    I think this team needs some money, they could not even start the bike on the grid first, then a wheel comes off during a race? Wheels dont come off in races, or at least shouldnt. I want to know what failed in the wheel situation really.

  9. Daniel Croft says:

    You’re doing it wrong.

  10. For those wondering, the wheel is a forged magnesium wheel from Marchesini.

  11. Shaitan says:

    Loctite!

  12. ohio says:

    This source (http://www.ducatinewstoday.com/2011/03/picked-a-fine-time-to-leave-me-loose-wheel/) says it was a relatively new OZ wheel, not a two season old Marchesini.

  13. Hmm…this source lists Marchesini as the wheel supplier: http://www.supersonicracingteam.com/ita/moto.jsp

  14. AGray says:

    I am curious why some people believe this wheel would be used on a production SBK. These race wheels aren’t even DOT and are for race only.

    consider the likely stress on such a wheel and that only a post mortem exam will tell if this was due to manufacturing defect, overuse, or Act of God.

    Patience. Time will tell.

  15. 76 says:

    The wheel in question is deff a OZ, not, I say not a Marchesini, and wow did that one fail, big time. Talk about not buying those anyone?

  16. The next image on the team’s site after the wheel failing is of the wheel itself. Most definitely an OZ.

  17. It is definitely an Oz rim from the photos Supersonic have on their site. Don’t know why they say it is a Marchesini. The team says it was only used for a few races.

  18. AGray says:

    Here is an actual photo of the failed wheel hub remnants.

    http://i241.photobucket.com/albums/ff259/s4rs888/wheelfailure.jpg

  19. PD says:

    Definitely an OZ Racing (which doesn’t imply that ALL OZ wheels are bad — OZ is one of the top wheel makers in the world, supplying the most prestigious series, including F1. I have no affiliation with OZ) wheel.

    Good pic on GP One:

    http://www.gpone.com/index.php/en/news/35-in-evidenza/3265-cerchio-rotto-berger-come-spencer.html

  20. AGray says:

    The story that I have is that supersonic had been using that wheel for at least 3 seasons now… If that’s true, the fault lies on them as the wheel would definitely be overstressed.

  21. spytech says:

    @AGray

    I could be wrong, but OZ has not been making that wheel for 3 seasons.
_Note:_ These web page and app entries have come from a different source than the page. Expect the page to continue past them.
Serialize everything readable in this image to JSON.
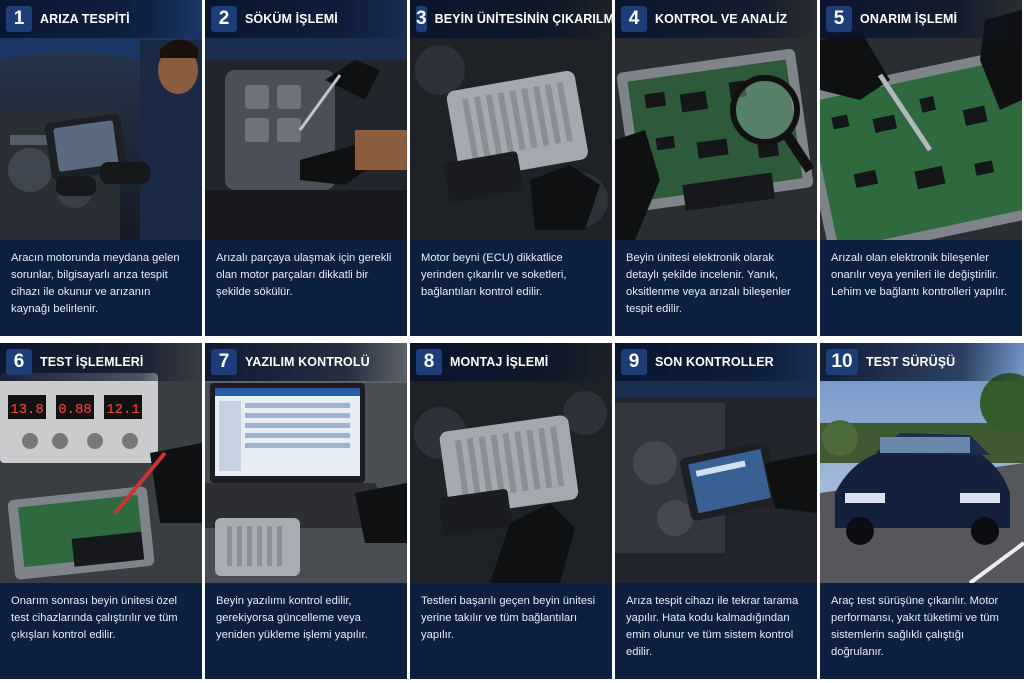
{
  "steps": [
    {
      "num": "1",
      "title": "ARIZA TESPİTİ",
      "text": "Aracın motorunda meydana gelen sorunlar, bilgisayarlı arıza tespit cihazı ile okunur ve arızanın kaynağı belirlenir."
    },
    {
      "num": "2",
      "title": "SÖKÜM İŞLEMİ",
      "text": "Arızalı parçaya ulaşmak için gerekli olan motor parçaları dikkatli bir şekilde sökülür."
    },
    {
      "num": "3",
      "title": "BEYİN ÜNİTESİNİN ÇIKARILMASI",
      "text": "Motor beyni (ECU) dikkatlice yerinden çıkarılır ve soketleri, bağlantıları kontrol edilir."
    },
    {
      "num": "4",
      "title": "KONTROL VE ANALİZ",
      "text": "Beyin ünitesi elektronik olarak detaylı şekilde incelenir. Yanık, oksitlenme veya arızalı bileşenler tespit edilir."
    },
    {
      "num": "5",
      "title": "ONARIM İŞLEMİ",
      "text": "Arızalı olan elektronik bileşenler onarılır veya yenileri ile değiştirilir. Lehim ve bağlantı kontrolleri yapılır."
    },
    {
      "num": "6",
      "title": "TEST İŞLEMLERİ",
      "text": "Onarım sonrası beyin ünitesi özel test cihazlarında çalıştırılır ve tüm çıkışları kontrol edilir."
    },
    {
      "num": "7",
      "title": "YAZILIM KONTROLÜ",
      "text": "Beyin yazılımı kontrol edilir, gerekiyorsa güncelleme veya yeniden yükleme işlemi yapılır."
    },
    {
      "num": "8",
      "title": "MONTAJ İŞLEMİ",
      "text": "Testleri başarılı geçen beyin ünitesi yerine takılır ve tüm bağlantıları yapılır."
    },
    {
      "num": "9",
      "title": "SON KONTROLLER",
      "text": "Arıza tespit cihazı ile tekrar tarama yapılır. Hata kodu kalmadığından emin olunur ve tüm sistem kontrol edilir."
    },
    {
      "num": "10",
      "title": "TEST SÜRÜŞÜ",
      "text": "Araç test sürüşüne çıkarılır. Motor performansı, yakıt tüketimi ve tüm sistemlerin sağlıklı çalıştığı doğrulanır."
    }
  ],
  "test_device_readouts": [
    "13.8",
    "0.88",
    "12.1"
  ],
  "colors": {
    "panel": "#0d1f3f",
    "badge": "#1d3d7a",
    "text": "#e8edf6"
  }
}
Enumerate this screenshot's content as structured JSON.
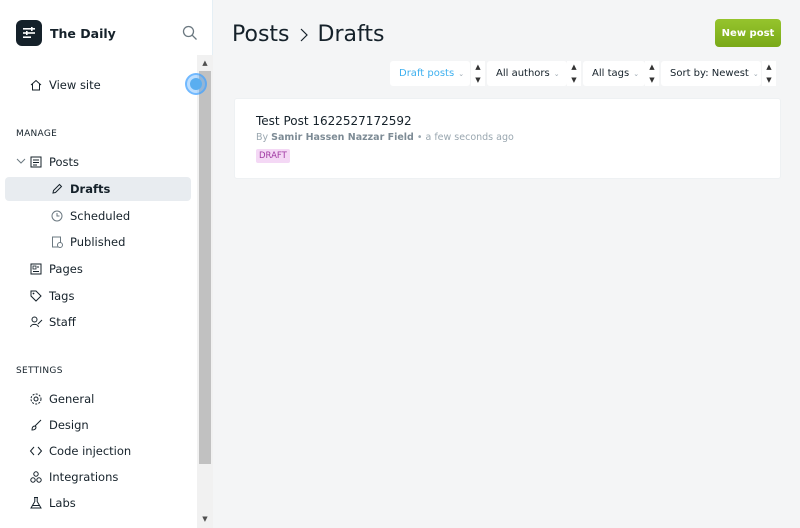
{
  "sidebar": {
    "brand": "The Daily",
    "view_site": "View site",
    "manage_label": "MANAGE",
    "items": [
      {
        "label": "Posts"
      },
      {
        "label": "Drafts"
      },
      {
        "label": "Scheduled"
      },
      {
        "label": "Published"
      },
      {
        "label": "Pages"
      },
      {
        "label": "Tags"
      },
      {
        "label": "Staff"
      }
    ],
    "settings_label": "SETTINGS",
    "settings_items": [
      {
        "label": "General"
      },
      {
        "label": "Design"
      },
      {
        "label": "Code injection"
      },
      {
        "label": "Integrations"
      },
      {
        "label": "Labs"
      }
    ]
  },
  "header": {
    "crumb_root": "Posts",
    "crumb_current": "Drafts",
    "new_post": "New post"
  },
  "filters": {
    "type": "Draft posts",
    "author": "All authors",
    "tag": "All tags",
    "sort": "Sort by: Newest"
  },
  "posts": [
    {
      "title": "Test Post 1622527172592",
      "by": "By",
      "author": "Samir Hassen Nazzar Field",
      "time": "• a few seconds ago",
      "status": "DRAFT"
    }
  ],
  "colors": {
    "accent": "#3eb0ef",
    "new_post_green": "#86b51f",
    "draft_badge_bg": "#f4d8f5",
    "draft_badge_text": "#a03aa3",
    "sidebar_active": "#e8ecf0"
  }
}
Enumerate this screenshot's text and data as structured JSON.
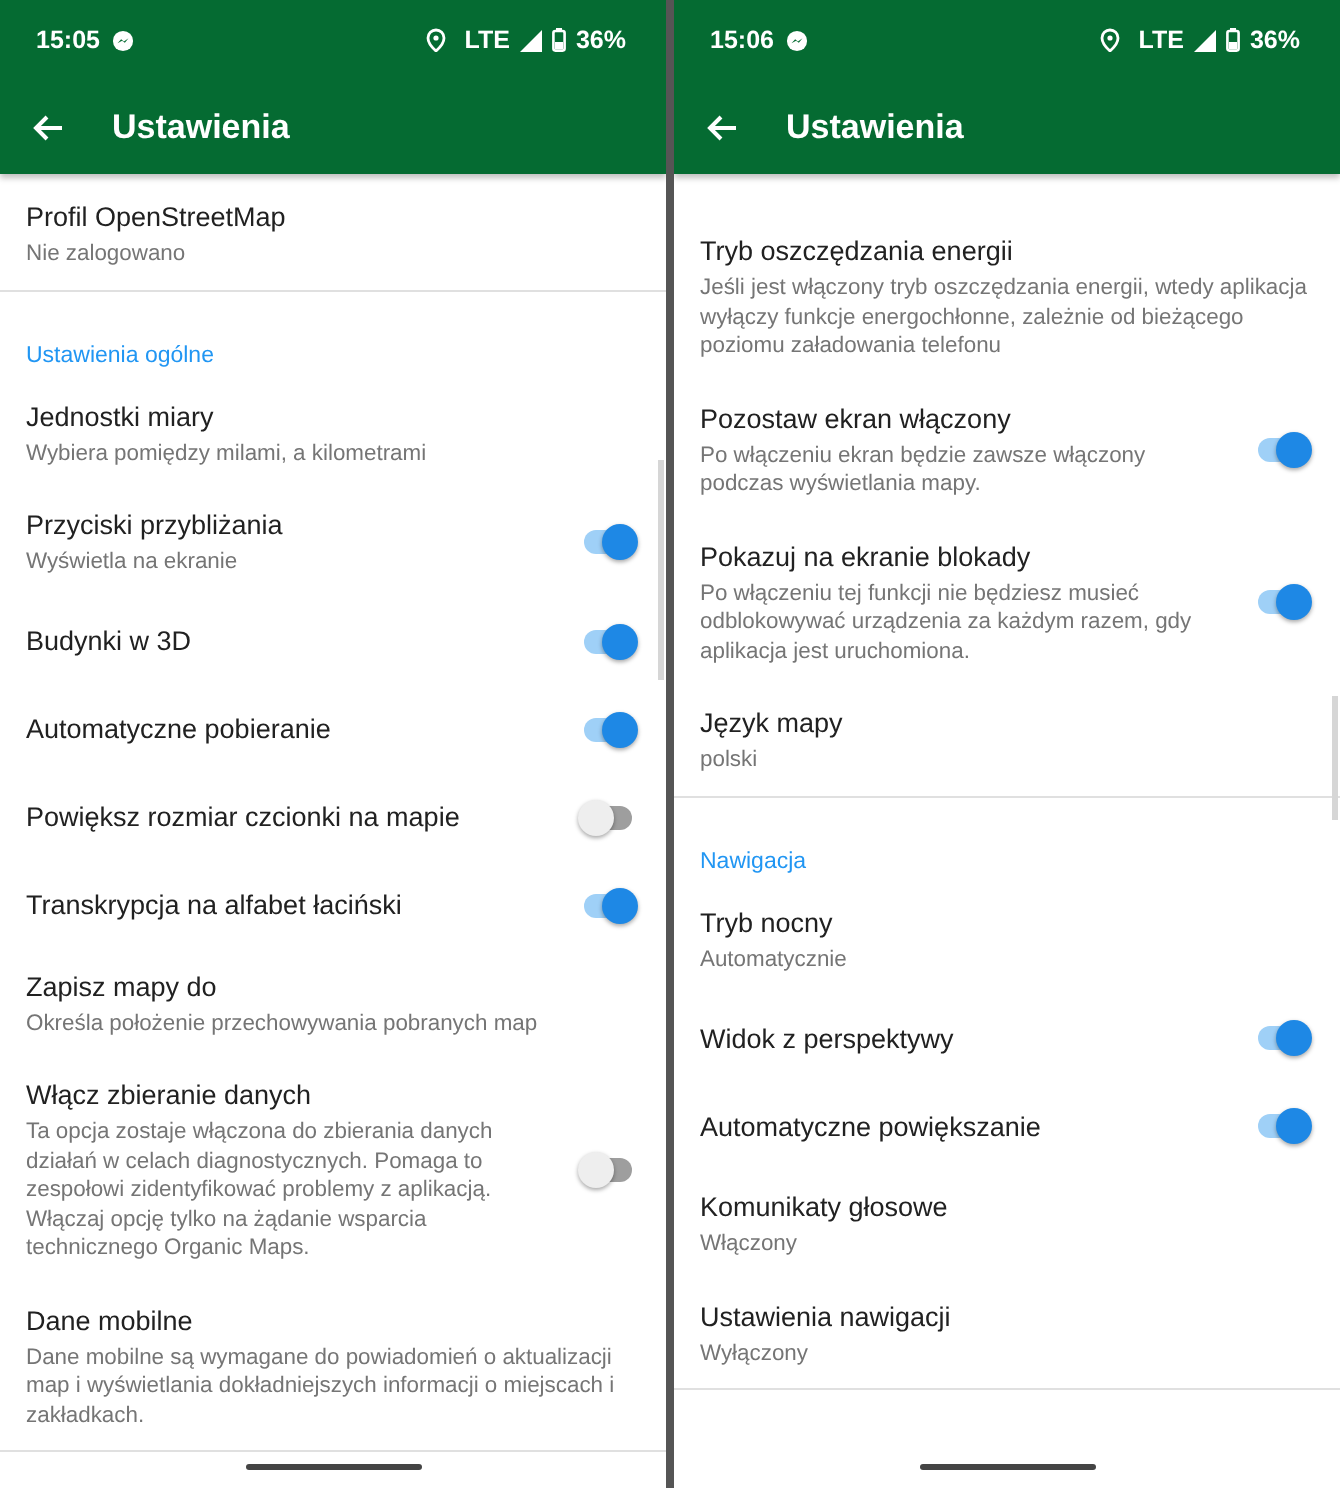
{
  "screens": [
    {
      "status_bar": {
        "time": "15:05",
        "network": "LTE",
        "battery": "36%"
      },
      "toolbar": {
        "title": "Ustawienia"
      },
      "sections": [
        {
          "items": [
            {
              "title": "Profil OpenStreetMap",
              "subtitle": "Nie zalogowano"
            }
          ]
        },
        {
          "header": "Ustawienia ogólne",
          "items": [
            {
              "title": "Jednostki miary",
              "subtitle": "Wybiera pomiędzy milami, a kilometrami"
            },
            {
              "title": "Przyciski przybliżania",
              "subtitle": "Wyświetla na ekranie",
              "kind": "toggle",
              "on": true
            },
            {
              "title": "Budynki w 3D",
              "kind": "toggle",
              "on": true
            },
            {
              "title": "Automatyczne pobieranie",
              "kind": "toggle",
              "on": true
            },
            {
              "title": "Powiększ rozmiar czcionki na mapie",
              "kind": "toggle",
              "on": false
            },
            {
              "title": "Transkrypcja na alfabet łaciński",
              "kind": "toggle",
              "on": true
            },
            {
              "title": "Zapisz mapy do",
              "subtitle": "Określa położenie przechowywania pobranych map"
            },
            {
              "title": "Włącz zbieranie danych",
              "subtitle": "Ta opcja zostaje włączona do zbierania danych działań w celach diagnostycznych. Pomaga to zespołowi zidentyfikować problemy z aplikacją. Włączaj opcję tylko na żądanie wsparcia technicznego Organic Maps.",
              "kind": "toggle",
              "on": false
            },
            {
              "title": "Dane mobilne",
              "subtitle": "Dane mobilne są wymagane do powiadomień o aktualizacji map i wyświetlania dokładniejszych informacji o miejscach i zakładkach."
            }
          ]
        }
      ]
    },
    {
      "status_bar": {
        "time": "15:06",
        "network": "LTE",
        "battery": "36%"
      },
      "toolbar": {
        "title": "Ustawienia"
      },
      "sections": [
        {
          "items": [
            {
              "title": "Tryb oszczędzania energii",
              "subtitle": "Jeśli jest włączony tryb oszczędzania energii, wtedy aplikacja wyłączy funkcje energochłonne, zależnie od bieżącego poziomu załadowania telefonu"
            },
            {
              "title": "Pozostaw ekran włączony",
              "subtitle": "Po włączeniu ekran będzie zawsze włączony podczas wyświetlania mapy.",
              "kind": "toggle",
              "on": true
            },
            {
              "title": "Pokazuj na ekranie blokady",
              "subtitle": "Po włączeniu tej funkcji nie będziesz musieć odblokowywać urządzenia za każdym razem, gdy aplikacja jest uruchomiona.",
              "kind": "toggle",
              "on": true
            },
            {
              "title": "Język mapy",
              "subtitle": "polski"
            }
          ]
        },
        {
          "header": "Nawigacja",
          "items": [
            {
              "title": "Tryb nocny",
              "subtitle": "Automatycznie"
            },
            {
              "title": "Widok z perspektywy",
              "kind": "toggle",
              "on": true
            },
            {
              "title": "Automatyczne powiększanie",
              "kind": "toggle",
              "on": true
            },
            {
              "title": "Komunikaty głosowe",
              "subtitle": "Włączony"
            },
            {
              "title": "Ustawienia nawigacji",
              "subtitle": "Wyłączony"
            }
          ]
        }
      ]
    }
  ]
}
  22. AGray says:

    @spytech

    Certainly not for commercial sale, but as with a lot of race-only equipment some are not widely available.
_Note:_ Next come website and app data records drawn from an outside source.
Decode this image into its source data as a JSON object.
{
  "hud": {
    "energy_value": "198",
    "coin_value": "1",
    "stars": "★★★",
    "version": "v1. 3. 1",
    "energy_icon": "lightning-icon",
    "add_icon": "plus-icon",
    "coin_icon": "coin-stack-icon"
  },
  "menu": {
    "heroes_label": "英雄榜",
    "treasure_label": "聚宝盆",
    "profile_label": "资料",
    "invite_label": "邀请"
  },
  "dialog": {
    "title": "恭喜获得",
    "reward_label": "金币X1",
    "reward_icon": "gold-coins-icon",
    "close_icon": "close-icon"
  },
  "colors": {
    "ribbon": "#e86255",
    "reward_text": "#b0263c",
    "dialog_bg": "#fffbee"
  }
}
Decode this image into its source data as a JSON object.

    However, I want to stress that what I heard was a rumor so far. A well placed rumor, but a rumor nevertheless.

  23. Jake Fox says:

    “Picked a fine time to leave me loose-wheel” LOL! Classic.

  24. Isaac Chavira says:

    Somebody’s looking for a new job as something other than a mechanic.

  25. 76 says:

    That wheel has not been in use for 3 seasons, simply impossible it has only been around for less than a year

  26. Trent says:

    My cousin pointed out something that may be obvious to everyone else who viewed the pic of the fractured wheel–after the outside of the rim left, the inside of the rim would have become a literal saw blade. The rider is very none of his soft parts got near the rear of the swing arm!

  27. Odie says:

    @Jake Fox.
    HAHAHAHAHAHAHAHA!
    Whew….that was too funny.